* TASK BRIEF:
The answer must consist of every line in the data that contains "Open".

* RECORDS TO PROCESS:
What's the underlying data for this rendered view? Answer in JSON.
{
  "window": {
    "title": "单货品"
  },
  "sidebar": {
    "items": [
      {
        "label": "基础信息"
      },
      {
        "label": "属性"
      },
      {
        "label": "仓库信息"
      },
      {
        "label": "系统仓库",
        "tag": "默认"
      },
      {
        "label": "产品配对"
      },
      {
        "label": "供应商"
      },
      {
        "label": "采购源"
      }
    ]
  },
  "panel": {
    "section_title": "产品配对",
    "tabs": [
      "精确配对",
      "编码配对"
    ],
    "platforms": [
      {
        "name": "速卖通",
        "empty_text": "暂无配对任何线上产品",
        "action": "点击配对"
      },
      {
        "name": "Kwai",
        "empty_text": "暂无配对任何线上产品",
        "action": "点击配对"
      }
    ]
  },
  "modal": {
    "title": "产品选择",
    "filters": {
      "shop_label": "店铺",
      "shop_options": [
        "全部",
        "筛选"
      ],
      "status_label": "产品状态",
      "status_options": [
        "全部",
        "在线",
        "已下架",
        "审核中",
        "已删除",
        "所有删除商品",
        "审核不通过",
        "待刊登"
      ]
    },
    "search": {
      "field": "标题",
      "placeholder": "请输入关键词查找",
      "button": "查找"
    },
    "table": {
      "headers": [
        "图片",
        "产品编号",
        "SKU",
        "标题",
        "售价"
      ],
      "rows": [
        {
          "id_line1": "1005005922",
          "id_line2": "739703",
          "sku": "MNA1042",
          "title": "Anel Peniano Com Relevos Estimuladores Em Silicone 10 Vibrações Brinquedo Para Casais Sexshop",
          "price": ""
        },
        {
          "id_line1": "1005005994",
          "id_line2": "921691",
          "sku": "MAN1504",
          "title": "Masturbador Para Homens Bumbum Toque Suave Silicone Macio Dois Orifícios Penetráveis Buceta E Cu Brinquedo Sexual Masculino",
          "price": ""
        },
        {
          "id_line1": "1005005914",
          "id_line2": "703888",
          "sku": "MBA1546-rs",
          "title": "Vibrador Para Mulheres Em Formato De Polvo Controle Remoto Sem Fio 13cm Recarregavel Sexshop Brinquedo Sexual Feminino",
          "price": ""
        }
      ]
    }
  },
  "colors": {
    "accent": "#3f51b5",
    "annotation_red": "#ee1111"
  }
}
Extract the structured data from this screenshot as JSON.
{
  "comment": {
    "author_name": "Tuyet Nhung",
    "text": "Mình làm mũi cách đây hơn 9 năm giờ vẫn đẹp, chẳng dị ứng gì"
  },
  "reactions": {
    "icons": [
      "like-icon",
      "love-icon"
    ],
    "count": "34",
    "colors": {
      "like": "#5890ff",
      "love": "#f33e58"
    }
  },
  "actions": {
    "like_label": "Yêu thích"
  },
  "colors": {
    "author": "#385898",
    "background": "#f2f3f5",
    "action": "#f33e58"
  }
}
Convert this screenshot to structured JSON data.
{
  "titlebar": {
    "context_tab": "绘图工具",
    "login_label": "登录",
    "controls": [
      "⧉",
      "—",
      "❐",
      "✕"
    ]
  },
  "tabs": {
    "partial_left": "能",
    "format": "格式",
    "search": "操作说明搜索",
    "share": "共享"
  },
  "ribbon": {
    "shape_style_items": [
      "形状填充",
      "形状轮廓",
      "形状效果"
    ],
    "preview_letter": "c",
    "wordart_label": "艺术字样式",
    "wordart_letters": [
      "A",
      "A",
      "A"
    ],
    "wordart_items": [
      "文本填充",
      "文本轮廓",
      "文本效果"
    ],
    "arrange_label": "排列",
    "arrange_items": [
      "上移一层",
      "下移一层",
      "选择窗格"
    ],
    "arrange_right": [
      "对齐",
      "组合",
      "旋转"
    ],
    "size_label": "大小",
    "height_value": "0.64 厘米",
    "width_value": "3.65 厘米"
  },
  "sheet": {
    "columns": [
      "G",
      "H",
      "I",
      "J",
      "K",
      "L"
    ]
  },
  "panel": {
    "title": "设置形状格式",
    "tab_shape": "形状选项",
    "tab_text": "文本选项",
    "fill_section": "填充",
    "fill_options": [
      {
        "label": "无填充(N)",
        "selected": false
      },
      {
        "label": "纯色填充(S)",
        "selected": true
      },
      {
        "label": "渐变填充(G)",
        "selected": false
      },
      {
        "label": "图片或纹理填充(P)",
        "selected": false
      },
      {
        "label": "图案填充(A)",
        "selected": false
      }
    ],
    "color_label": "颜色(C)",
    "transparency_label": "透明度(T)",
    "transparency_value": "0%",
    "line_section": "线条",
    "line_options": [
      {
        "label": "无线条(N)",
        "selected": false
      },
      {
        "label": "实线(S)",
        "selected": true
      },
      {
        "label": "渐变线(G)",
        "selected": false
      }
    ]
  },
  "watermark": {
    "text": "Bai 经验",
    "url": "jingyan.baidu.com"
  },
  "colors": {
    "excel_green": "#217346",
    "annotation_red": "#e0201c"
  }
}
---
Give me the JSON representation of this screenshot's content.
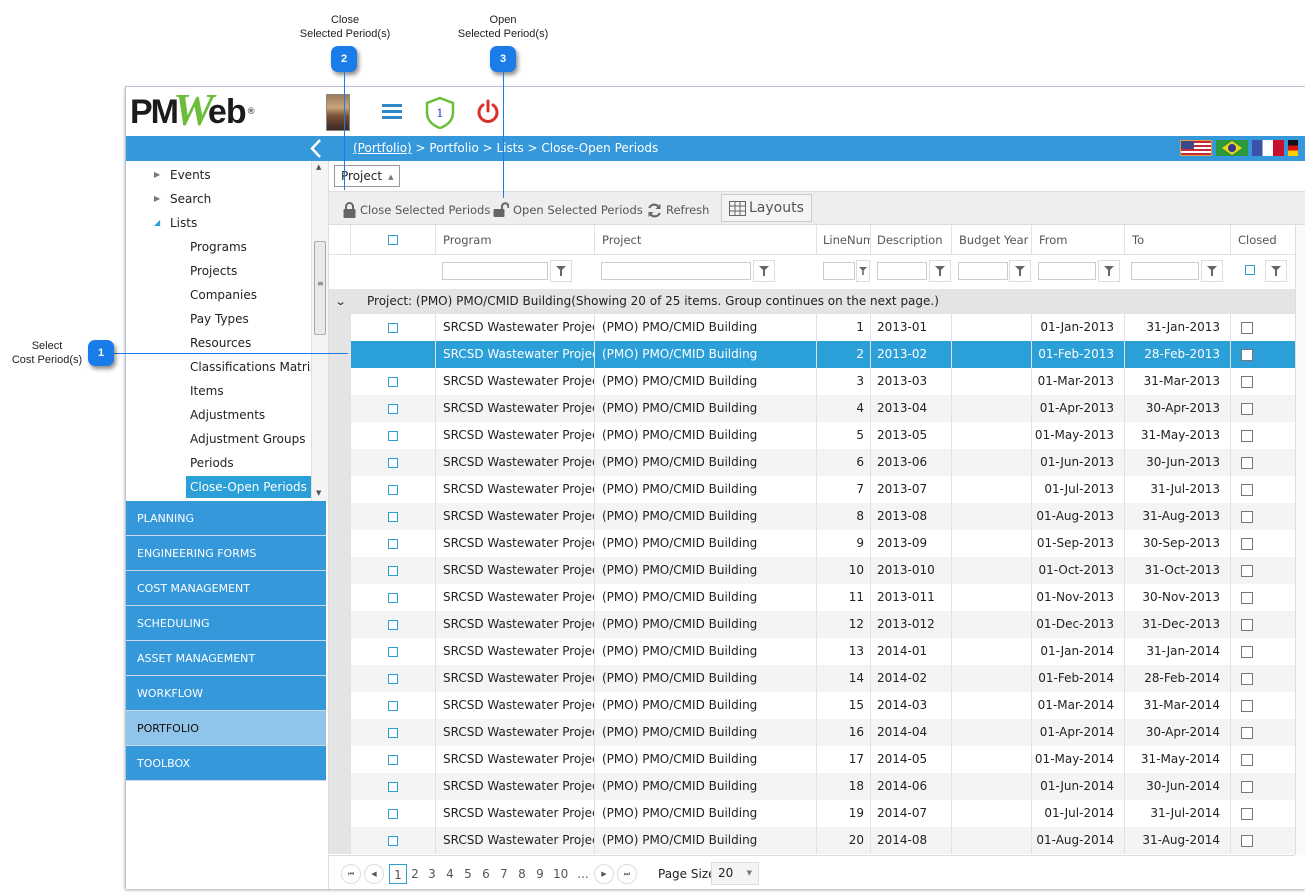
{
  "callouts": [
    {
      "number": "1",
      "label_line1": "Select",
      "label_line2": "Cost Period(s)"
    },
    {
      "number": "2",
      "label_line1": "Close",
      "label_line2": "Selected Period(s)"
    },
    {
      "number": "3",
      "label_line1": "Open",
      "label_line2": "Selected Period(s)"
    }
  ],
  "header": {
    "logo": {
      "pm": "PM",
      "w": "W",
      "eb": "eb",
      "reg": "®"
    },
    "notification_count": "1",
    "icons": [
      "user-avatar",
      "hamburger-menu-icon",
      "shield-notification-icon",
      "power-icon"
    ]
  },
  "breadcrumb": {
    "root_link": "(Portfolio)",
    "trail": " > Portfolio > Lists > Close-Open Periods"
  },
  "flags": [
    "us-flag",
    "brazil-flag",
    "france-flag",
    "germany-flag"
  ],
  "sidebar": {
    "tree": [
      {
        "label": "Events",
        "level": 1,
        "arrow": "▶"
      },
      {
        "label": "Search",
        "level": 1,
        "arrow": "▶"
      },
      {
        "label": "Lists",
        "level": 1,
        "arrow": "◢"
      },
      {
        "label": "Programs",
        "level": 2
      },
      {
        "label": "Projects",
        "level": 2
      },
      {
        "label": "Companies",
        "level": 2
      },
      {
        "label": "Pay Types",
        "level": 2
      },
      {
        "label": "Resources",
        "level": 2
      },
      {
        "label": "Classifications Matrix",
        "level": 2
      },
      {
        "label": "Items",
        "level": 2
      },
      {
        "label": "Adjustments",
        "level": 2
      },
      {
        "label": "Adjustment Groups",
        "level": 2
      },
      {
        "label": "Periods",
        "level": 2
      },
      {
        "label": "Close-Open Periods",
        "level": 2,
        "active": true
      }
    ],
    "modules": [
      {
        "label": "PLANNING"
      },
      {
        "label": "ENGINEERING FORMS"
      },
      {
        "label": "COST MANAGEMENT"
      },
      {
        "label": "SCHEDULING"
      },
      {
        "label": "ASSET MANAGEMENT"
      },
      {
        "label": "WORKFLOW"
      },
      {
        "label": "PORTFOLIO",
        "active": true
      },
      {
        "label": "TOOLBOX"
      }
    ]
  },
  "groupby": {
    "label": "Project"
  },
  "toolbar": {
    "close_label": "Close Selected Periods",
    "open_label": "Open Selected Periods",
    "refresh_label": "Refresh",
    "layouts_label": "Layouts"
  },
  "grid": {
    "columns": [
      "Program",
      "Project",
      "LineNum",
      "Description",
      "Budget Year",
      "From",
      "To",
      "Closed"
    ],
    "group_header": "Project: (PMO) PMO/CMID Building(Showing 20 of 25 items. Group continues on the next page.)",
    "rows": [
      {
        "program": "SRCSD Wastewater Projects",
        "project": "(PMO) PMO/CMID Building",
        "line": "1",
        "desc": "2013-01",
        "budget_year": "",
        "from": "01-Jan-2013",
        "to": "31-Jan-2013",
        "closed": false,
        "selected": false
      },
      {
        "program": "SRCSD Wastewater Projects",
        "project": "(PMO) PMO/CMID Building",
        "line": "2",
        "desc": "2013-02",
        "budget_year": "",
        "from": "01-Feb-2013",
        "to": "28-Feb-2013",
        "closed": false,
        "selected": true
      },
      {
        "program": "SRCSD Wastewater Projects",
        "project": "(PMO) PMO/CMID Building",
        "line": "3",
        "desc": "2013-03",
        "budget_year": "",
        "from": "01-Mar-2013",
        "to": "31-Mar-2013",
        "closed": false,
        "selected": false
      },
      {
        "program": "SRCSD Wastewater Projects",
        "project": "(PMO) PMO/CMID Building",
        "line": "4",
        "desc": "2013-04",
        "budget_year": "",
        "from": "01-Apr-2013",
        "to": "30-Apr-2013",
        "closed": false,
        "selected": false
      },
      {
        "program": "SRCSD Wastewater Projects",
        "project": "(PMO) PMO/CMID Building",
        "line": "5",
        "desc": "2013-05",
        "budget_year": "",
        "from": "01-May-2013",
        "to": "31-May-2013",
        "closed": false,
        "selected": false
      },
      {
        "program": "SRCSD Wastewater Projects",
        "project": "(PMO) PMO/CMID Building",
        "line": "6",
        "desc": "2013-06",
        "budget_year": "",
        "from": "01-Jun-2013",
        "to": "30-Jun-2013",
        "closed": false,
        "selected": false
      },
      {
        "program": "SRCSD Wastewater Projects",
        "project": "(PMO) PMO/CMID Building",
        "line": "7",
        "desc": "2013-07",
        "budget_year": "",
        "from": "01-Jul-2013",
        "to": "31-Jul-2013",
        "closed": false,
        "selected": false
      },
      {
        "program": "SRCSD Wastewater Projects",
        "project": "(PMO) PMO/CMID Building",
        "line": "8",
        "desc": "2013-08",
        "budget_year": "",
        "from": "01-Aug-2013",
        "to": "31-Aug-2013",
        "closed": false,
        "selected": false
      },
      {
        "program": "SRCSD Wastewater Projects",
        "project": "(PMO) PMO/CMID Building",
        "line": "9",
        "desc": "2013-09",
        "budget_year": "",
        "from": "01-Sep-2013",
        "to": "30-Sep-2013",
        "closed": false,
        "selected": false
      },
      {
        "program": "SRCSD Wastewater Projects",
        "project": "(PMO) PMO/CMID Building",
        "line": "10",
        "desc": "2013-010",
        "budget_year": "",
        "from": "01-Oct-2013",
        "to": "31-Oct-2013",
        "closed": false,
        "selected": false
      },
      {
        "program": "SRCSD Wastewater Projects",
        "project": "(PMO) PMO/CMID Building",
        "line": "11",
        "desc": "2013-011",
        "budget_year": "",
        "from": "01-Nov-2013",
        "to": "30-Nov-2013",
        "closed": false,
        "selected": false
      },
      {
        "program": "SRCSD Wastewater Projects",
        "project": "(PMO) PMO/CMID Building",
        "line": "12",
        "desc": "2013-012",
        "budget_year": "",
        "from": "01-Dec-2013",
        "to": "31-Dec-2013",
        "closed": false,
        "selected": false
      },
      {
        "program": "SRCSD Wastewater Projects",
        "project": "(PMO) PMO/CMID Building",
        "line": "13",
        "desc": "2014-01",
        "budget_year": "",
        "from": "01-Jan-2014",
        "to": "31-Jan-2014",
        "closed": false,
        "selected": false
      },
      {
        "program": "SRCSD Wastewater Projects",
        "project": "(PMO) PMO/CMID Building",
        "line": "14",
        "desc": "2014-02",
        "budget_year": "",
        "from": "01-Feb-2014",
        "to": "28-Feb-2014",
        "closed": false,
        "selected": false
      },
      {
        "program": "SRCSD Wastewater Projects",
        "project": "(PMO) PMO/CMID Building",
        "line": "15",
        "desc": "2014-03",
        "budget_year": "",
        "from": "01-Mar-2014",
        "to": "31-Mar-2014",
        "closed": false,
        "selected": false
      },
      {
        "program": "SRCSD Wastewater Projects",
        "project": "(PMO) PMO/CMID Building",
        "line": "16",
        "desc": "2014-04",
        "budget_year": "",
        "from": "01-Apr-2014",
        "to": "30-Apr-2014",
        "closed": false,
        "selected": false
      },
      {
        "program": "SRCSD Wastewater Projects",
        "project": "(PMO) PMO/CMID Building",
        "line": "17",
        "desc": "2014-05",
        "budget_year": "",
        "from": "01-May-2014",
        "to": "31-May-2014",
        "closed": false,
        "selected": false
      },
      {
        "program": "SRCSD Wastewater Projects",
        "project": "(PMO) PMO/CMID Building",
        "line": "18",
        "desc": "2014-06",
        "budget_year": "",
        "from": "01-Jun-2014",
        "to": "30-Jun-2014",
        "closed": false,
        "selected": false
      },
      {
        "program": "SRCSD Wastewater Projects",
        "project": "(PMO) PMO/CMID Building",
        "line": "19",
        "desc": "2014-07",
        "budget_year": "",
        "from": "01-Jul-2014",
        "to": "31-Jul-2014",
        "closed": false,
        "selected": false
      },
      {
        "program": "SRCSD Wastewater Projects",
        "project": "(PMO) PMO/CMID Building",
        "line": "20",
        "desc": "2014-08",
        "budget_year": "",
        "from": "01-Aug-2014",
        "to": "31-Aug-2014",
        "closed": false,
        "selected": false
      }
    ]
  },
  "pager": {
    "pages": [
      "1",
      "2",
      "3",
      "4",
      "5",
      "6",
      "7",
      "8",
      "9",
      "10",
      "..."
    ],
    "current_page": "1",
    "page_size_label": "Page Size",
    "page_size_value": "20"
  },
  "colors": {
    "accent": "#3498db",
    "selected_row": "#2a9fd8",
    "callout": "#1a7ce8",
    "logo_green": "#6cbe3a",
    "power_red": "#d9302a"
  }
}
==
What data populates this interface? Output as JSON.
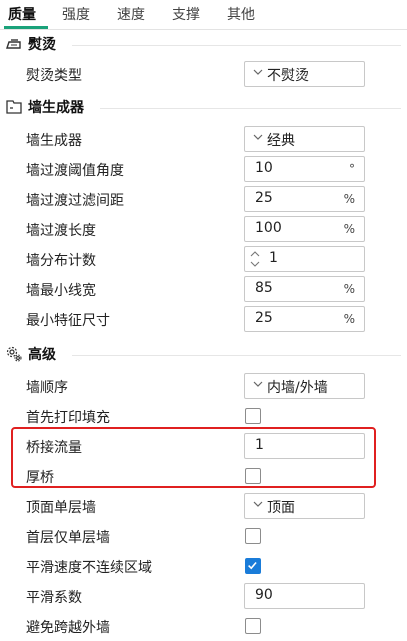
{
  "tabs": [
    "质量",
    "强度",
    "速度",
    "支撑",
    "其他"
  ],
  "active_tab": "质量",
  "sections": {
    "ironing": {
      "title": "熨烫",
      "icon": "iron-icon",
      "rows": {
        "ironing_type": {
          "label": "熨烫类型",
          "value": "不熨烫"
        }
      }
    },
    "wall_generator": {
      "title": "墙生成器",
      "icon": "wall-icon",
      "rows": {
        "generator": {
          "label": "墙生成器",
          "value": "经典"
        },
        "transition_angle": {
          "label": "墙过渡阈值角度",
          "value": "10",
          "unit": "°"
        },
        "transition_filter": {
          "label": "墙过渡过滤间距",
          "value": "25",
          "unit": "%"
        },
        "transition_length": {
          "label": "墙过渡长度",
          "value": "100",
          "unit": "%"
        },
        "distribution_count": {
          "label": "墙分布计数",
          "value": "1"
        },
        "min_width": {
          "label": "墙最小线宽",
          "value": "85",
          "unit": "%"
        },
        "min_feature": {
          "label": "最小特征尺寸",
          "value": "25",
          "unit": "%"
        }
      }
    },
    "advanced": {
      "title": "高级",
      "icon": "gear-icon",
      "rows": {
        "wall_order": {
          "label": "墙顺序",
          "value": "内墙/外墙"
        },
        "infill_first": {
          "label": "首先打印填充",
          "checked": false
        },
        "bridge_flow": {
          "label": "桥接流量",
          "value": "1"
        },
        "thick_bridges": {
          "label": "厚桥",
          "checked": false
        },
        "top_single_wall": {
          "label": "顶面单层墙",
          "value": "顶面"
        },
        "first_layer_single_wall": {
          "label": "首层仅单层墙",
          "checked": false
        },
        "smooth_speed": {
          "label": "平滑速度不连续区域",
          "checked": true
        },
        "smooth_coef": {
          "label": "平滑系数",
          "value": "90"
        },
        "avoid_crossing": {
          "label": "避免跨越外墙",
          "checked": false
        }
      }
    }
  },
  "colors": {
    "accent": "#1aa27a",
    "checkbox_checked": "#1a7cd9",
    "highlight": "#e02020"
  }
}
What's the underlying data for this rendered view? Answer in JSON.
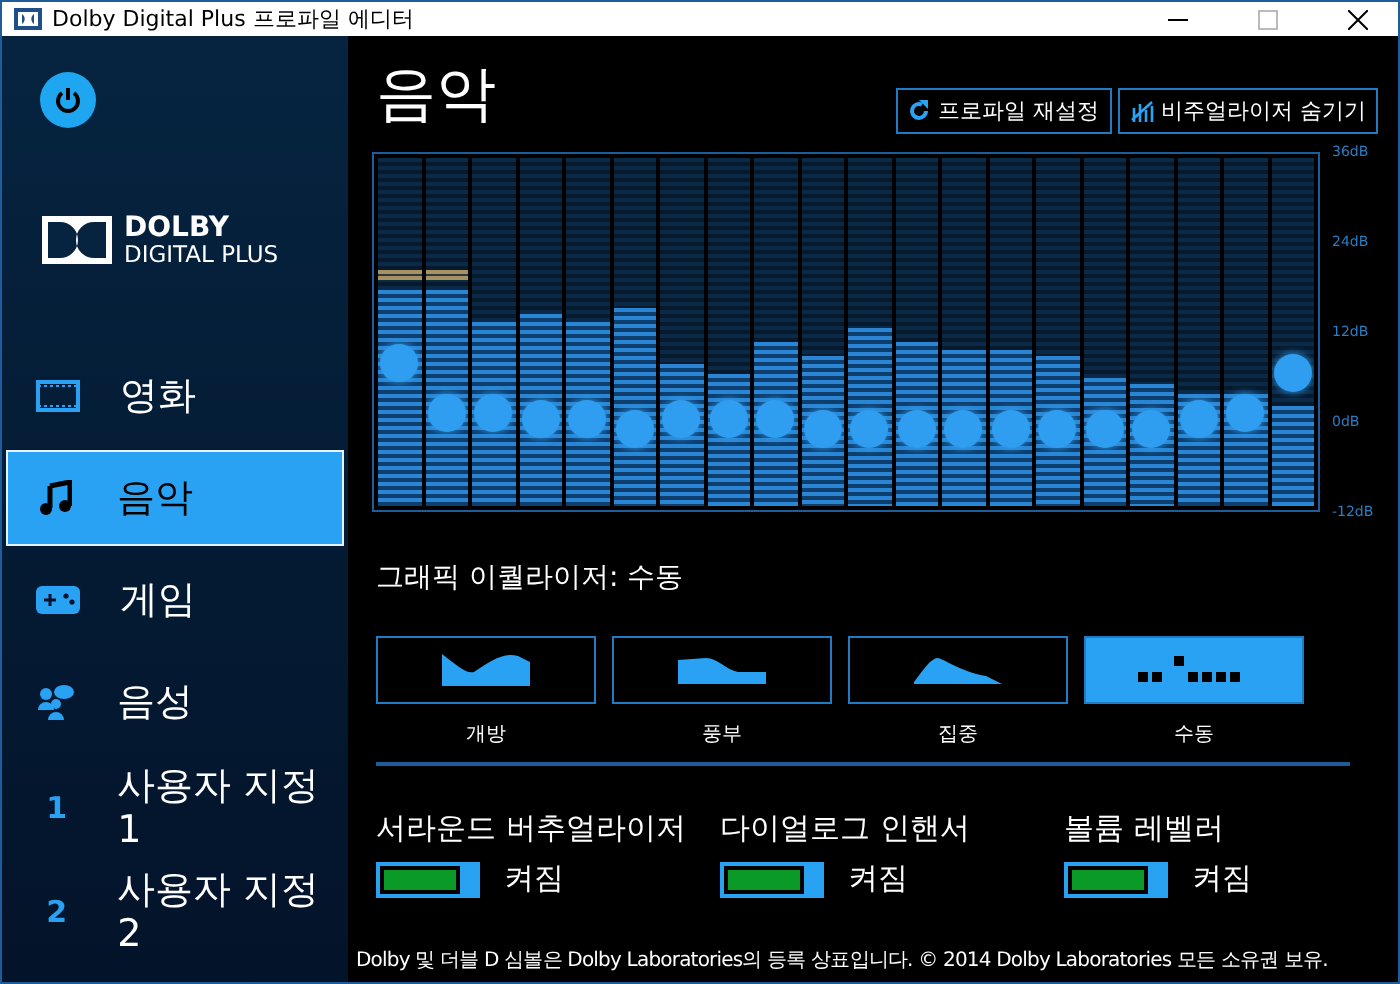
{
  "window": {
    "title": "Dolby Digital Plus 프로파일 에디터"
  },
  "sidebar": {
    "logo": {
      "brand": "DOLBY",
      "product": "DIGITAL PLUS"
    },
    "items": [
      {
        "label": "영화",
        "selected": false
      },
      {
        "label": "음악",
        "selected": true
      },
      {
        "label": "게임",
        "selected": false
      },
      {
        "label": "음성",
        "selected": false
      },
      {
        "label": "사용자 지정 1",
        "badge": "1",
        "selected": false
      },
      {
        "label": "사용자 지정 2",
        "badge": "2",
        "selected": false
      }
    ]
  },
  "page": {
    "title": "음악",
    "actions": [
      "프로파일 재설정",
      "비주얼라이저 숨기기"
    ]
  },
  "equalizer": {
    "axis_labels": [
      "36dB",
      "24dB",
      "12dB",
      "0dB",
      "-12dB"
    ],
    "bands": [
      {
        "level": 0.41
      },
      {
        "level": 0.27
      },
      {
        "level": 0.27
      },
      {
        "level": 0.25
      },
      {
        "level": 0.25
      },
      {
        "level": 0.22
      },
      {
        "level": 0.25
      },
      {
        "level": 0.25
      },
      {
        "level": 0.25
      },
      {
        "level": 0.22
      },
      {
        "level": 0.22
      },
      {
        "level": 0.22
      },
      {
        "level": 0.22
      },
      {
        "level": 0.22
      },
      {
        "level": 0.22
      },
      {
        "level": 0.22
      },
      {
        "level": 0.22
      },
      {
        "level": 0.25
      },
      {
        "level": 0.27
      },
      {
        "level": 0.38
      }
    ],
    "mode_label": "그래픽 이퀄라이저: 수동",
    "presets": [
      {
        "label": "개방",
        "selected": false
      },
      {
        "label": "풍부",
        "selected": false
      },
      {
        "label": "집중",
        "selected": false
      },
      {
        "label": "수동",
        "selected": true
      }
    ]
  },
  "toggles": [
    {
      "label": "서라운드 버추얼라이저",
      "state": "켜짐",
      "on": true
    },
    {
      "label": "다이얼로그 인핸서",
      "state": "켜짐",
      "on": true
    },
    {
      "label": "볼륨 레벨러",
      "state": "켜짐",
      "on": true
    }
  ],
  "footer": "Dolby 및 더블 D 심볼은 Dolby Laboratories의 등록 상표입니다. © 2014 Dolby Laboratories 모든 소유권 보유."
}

* EXERCISE RESPONSE:
      "label_line1": "Open",
    "trail": " > Portfolio > Lists > Close-Open Periods"
        "label": "Close-Open Periods",
    "open_label": "Open Selected Periods",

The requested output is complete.